An elderly Cleveland lady died tragically earlier this week in a house fire. Today, the Cleveland Plain Dealer reports that the EMS truck from the closest fire station was unavailable because it had been dispatched (via a 911 call) to the comprehensive, internationally known, super-famous medical institution downtown for a very important stat situation. Apparently they had an extraordinarily obese patient who needed to be moved from a clinic office across the street to the ER. Orderlies were not available. The elderly woman almost escaped the fire, but was halted only a few steps from the front door by a wall of flames. Spokesmen from the fire department were unable to determine whether the delay in EMS response played any role in her unfortunate demise.

Well, at least it's reassuring to know that northeast Ohio's largest employer can always resort to calling 911 when they get in a pinch.
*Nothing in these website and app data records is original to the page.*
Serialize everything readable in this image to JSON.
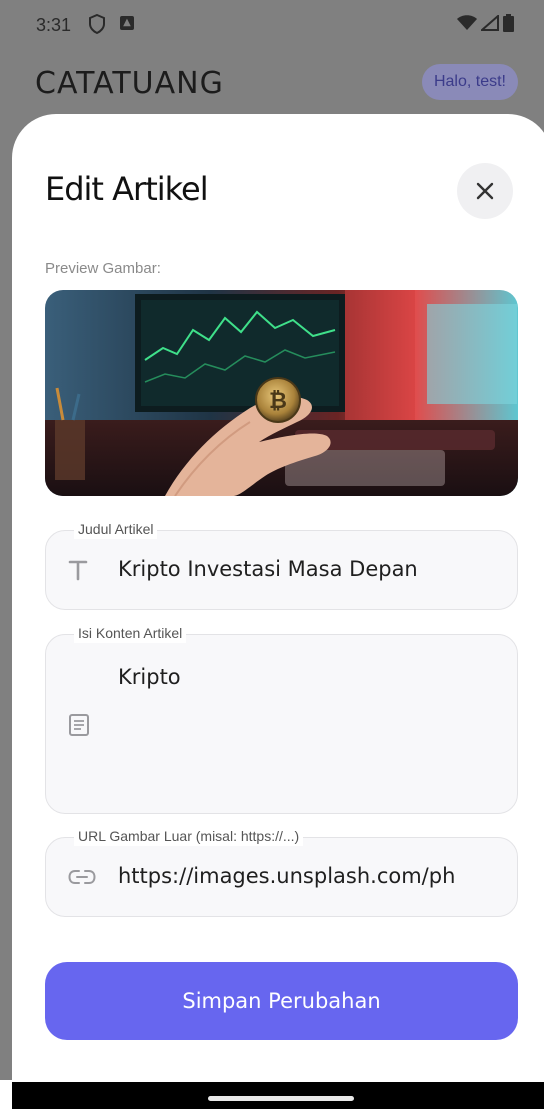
{
  "status_bar": {
    "time": "3:31"
  },
  "app": {
    "title": "CATATUANG",
    "greeting": "Halo, test!"
  },
  "sheet": {
    "title": "Edit Artikel",
    "close_icon": "close-icon",
    "preview_label": "Preview Gambar:"
  },
  "form": {
    "title_field": {
      "label": "Judul Artikel",
      "value": "Kripto Investasi Masa Depan",
      "icon": "text-title-icon"
    },
    "content_field": {
      "label": "Isi Konten Artikel",
      "value": "Kripto",
      "icon": "article-icon"
    },
    "url_field": {
      "label": "URL Gambar Luar (misal: https://...)",
      "value": "https://images.unsplash.com/ph",
      "icon": "link-icon"
    },
    "submit_label": "Simpan Perubahan"
  },
  "colors": {
    "accent": "#6766ef",
    "overlay": "#808080"
  }
}
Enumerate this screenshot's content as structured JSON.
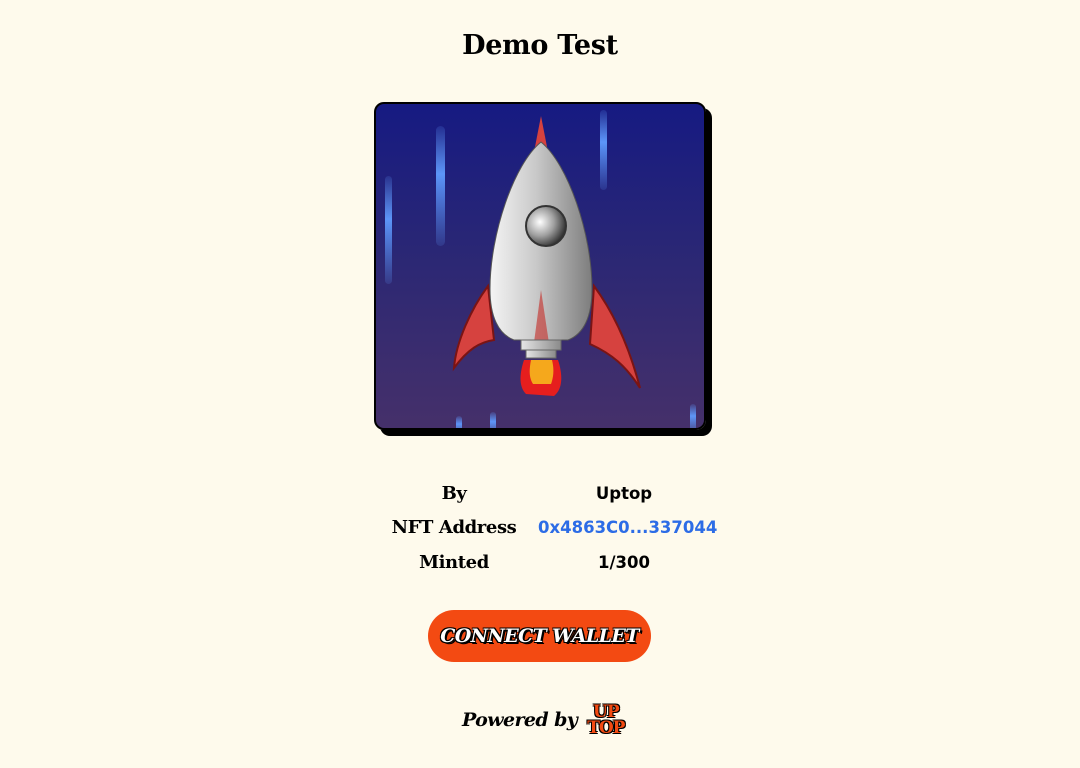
{
  "page": {
    "title": "Demo Test"
  },
  "art": {
    "subject": "rocket-illustration",
    "colors": {
      "sky_top": "#161a82",
      "sky_bottom": "#45306a",
      "streak": "#5f9bff",
      "fin": "#d6423f",
      "flame_outer": "#e61e1e",
      "flame_inner": "#f5a81c"
    }
  },
  "info": {
    "rows": [
      {
        "label": "By",
        "value": "Uptop",
        "is_link": false
      },
      {
        "label": "NFT Address",
        "value": "0x4863C0...337044",
        "is_link": true
      },
      {
        "label": "Minted",
        "value": "1/300",
        "is_link": false
      }
    ]
  },
  "actions": {
    "connect_label": "CONNECT WALLET"
  },
  "footer": {
    "powered_label": "Powered by",
    "logo_line1": "UP",
    "logo_line2": "TOP"
  },
  "colors": {
    "background": "#fefaec",
    "accent": "#f34a12",
    "link": "#2c6ce6"
  }
}
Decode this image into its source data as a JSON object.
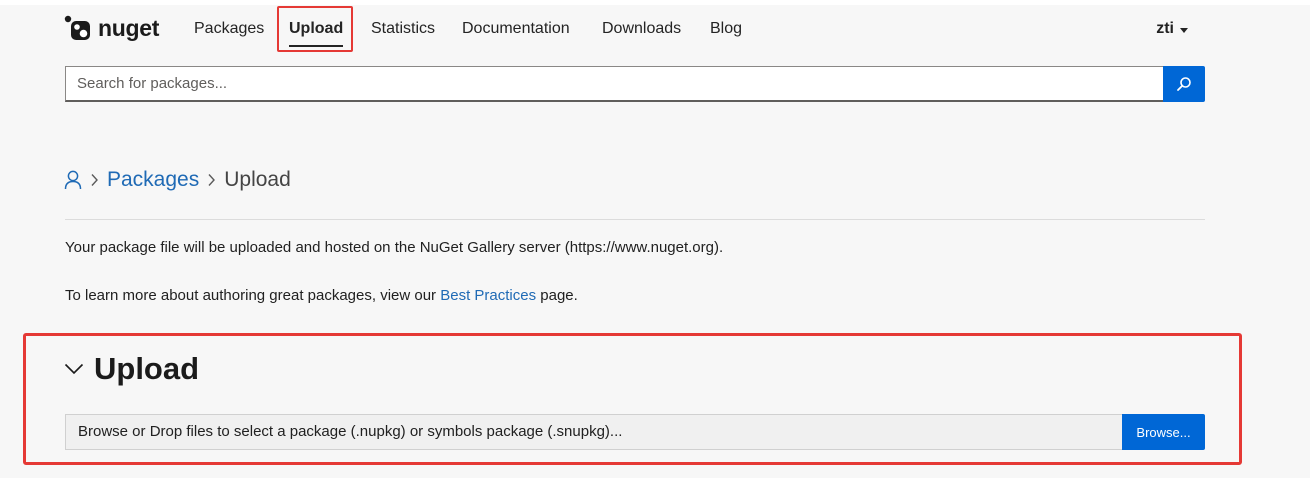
{
  "header": {
    "logo_text": "nuget",
    "nav": [
      {
        "label": "Packages"
      },
      {
        "label": "Upload"
      },
      {
        "label": "Statistics"
      },
      {
        "label": "Documentation"
      },
      {
        "label": "Downloads"
      },
      {
        "label": "Blog"
      }
    ],
    "active_nav": "Upload",
    "user": "zti"
  },
  "search": {
    "placeholder": "Search for packages...",
    "value": ""
  },
  "breadcrumb": {
    "home_icon": "person-icon",
    "items": [
      "Packages",
      "Upload"
    ]
  },
  "info": {
    "line1": "Your package file will be uploaded and hosted on the NuGet Gallery server (https://www.nuget.org).",
    "line2_prefix": "To learn more about authoring great packages, view our ",
    "line2_link": "Best Practices",
    "line2_suffix": " page."
  },
  "upload": {
    "title": "Upload",
    "drop_text": "Browse or Drop files to select a package (.nupkg) or symbols package (.snupkg)...",
    "browse_label": "Browse..."
  },
  "colors": {
    "accent": "#0067d6",
    "link": "#1f6ab5",
    "highlight": "#e53935"
  }
}
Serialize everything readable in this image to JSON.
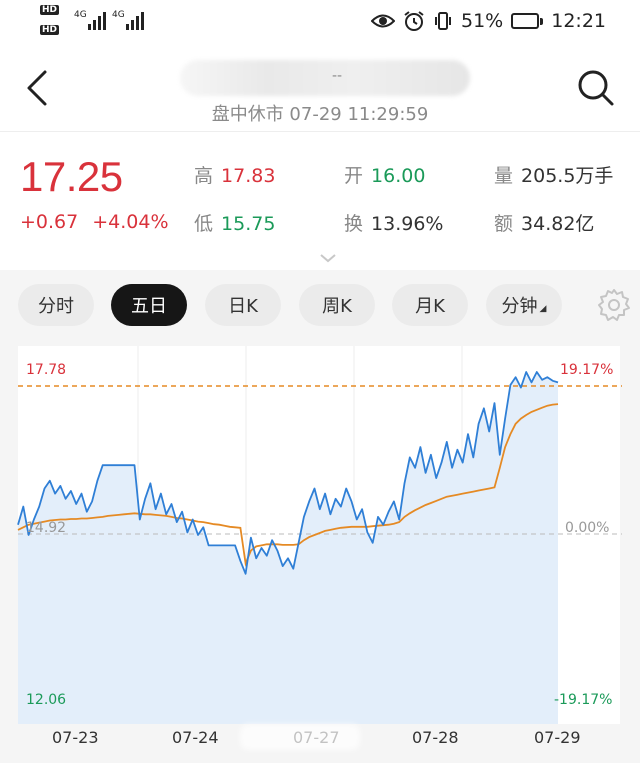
{
  "status_bar": {
    "sim1": "HD",
    "sim2": "HD",
    "net1": "4G",
    "net2": "4G",
    "battery_pct": "51%",
    "battery_level": 0.51,
    "time": "12:21"
  },
  "nav": {
    "title_blurred": "--",
    "subtitle": "盘中休市 07-29 11:29:59"
  },
  "quote": {
    "price": "17.25",
    "change": "+0.67",
    "change_pct": "+4.04%",
    "high_label": "高",
    "high": "17.83",
    "low_label": "低",
    "low": "15.75",
    "open_label": "开",
    "open": "16.00",
    "turnover_label": "换",
    "turnover": "13.96%",
    "volume_label": "量",
    "volume": "205.5万手",
    "amount_label": "额",
    "amount": "34.82亿"
  },
  "tabs": [
    "分时",
    "五日",
    "日K",
    "周K",
    "月K",
    "分钟"
  ],
  "active_tab": "五日",
  "colors": {
    "up": "#d9323b",
    "down": "#1b9a59",
    "price_line": "#2f7fd6",
    "avg_line": "#e58a24",
    "fill": "#e3eefa"
  },
  "chart_data": {
    "type": "line",
    "title": "",
    "x_labels": [
      "07-23",
      "07-24",
      "07-27",
      "07-28",
      "07-29"
    ],
    "ylim": [
      12.06,
      17.78
    ],
    "base": 14.92,
    "high_line": 17.78,
    "left_ticks": [
      "17.78",
      "14.92",
      "12.06"
    ],
    "right_ticks": [
      "19.17%",
      "0.00%",
      "-19.17%"
    ],
    "series": [
      {
        "values": [
          15.1,
          15.45,
          14.9,
          15.2,
          15.45,
          15.8,
          15.95,
          15.7,
          15.85,
          15.6,
          15.75,
          15.5,
          15.7,
          15.35,
          15.55,
          15.95,
          16.25,
          16.25,
          16.25,
          16.25,
          16.25,
          16.25,
          16.25,
          15.2,
          15.6,
          15.9,
          15.4,
          15.7,
          15.3,
          15.5,
          15.15,
          15.35,
          14.95,
          15.2,
          14.9,
          15.05,
          14.7,
          14.7,
          14.7,
          14.7,
          14.7,
          14.7,
          14.4,
          14.15,
          14.85,
          14.45,
          14.65,
          14.5,
          14.8,
          14.6,
          14.3,
          14.45,
          14.25,
          14.75,
          15.25,
          15.55,
          15.8,
          15.4,
          15.7,
          15.3,
          15.6,
          15.45,
          15.8,
          15.55,
          15.2,
          15.4,
          14.95,
          14.75,
          15.25,
          15.1,
          15.35,
          15.55,
          15.2,
          15.9,
          16.4,
          16.2,
          16.6,
          16.1,
          16.45,
          16.0,
          16.3,
          16.7,
          16.2,
          16.55,
          16.3,
          16.85,
          16.4,
          17.05,
          17.35,
          16.9,
          17.45,
          16.45,
          17.15,
          17.8,
          17.95,
          17.75,
          18.05,
          17.85,
          18.05,
          17.9,
          17.95,
          17.88,
          17.85
        ]
      },
      {
        "values": [
          15.0,
          15.05,
          15.1,
          15.12,
          15.14,
          15.16,
          15.18,
          15.19,
          15.2,
          15.2,
          15.21,
          15.21,
          15.22,
          15.22,
          15.23,
          15.24,
          15.25,
          15.27,
          15.28,
          15.29,
          15.3,
          15.31,
          15.32,
          15.31,
          15.3,
          15.3,
          15.29,
          15.28,
          15.27,
          15.25,
          15.23,
          15.22,
          15.2,
          15.18,
          15.16,
          15.15,
          15.13,
          15.11,
          15.1,
          15.08,
          15.06,
          15.05,
          15.04,
          14.35,
          14.6,
          14.68,
          14.7,
          14.72,
          14.72,
          14.72,
          14.71,
          14.71,
          14.71,
          14.72,
          14.8,
          14.86,
          14.9,
          14.94,
          14.98,
          15.0,
          15.02,
          15.04,
          15.05,
          15.06,
          15.06,
          15.06,
          15.06,
          15.07,
          15.08,
          15.09,
          15.1,
          15.12,
          15.15,
          15.25,
          15.32,
          15.38,
          15.43,
          15.48,
          15.52,
          15.56,
          15.6,
          15.64,
          15.66,
          15.68,
          15.7,
          15.72,
          15.74,
          15.76,
          15.78,
          15.8,
          15.82,
          16.2,
          16.6,
          16.85,
          17.05,
          17.15,
          17.22,
          17.28,
          17.32,
          17.36,
          17.4,
          17.42,
          17.43
        ]
      }
    ]
  }
}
I mean, what if the floors in the front foyer of the hospital start to look unacceptably grungy as we move into the slush and snow season and janitors can't get it mopped up fast enough? Just call 911! And if the OR turnover times start to drag out, compromising profitability? Call 911! Get the local firemen to transport the patients to the PACU ASAP!


rlbates said...

You would think they could do like we do in the OR and page for "help needed to move a patient" when an extra hand is needed.

Resident Anesthesiologist Guy (RAG) said...

I take it you don't much care for TCC? I interviewed there and liked it well enough, but was worried about my family's safety. I only saw the inner city of Cleveland and was rather upset by what I witnessed and experienced. But yeah, that's ridiculous.

Anonymous said...

Ambulances (and firetrucks) and how they respond is one of my favorite peeves.

Perhaps some City/Safety Planner will come along and enlighten me.

They all race off to calls for help in vehicles on the public tab getting about 8 mpg. Even with falling fuel prices that's expensive.

So you get a scene and 5 emergency vehicles. The late arrivers hang out a bit then turn their horns back on and roar off.

There has to be a better way to schedule/handle emergencies.

Anonymous said...

I've referred patients to the Cleveland Clinic and they usually come back and tell me that they never want to go back. I think that "the Mecca" has basically lived upon their laurels. I've heard rumors that they won't accept insurance from some of the Medicaid HMO's here in Ohio.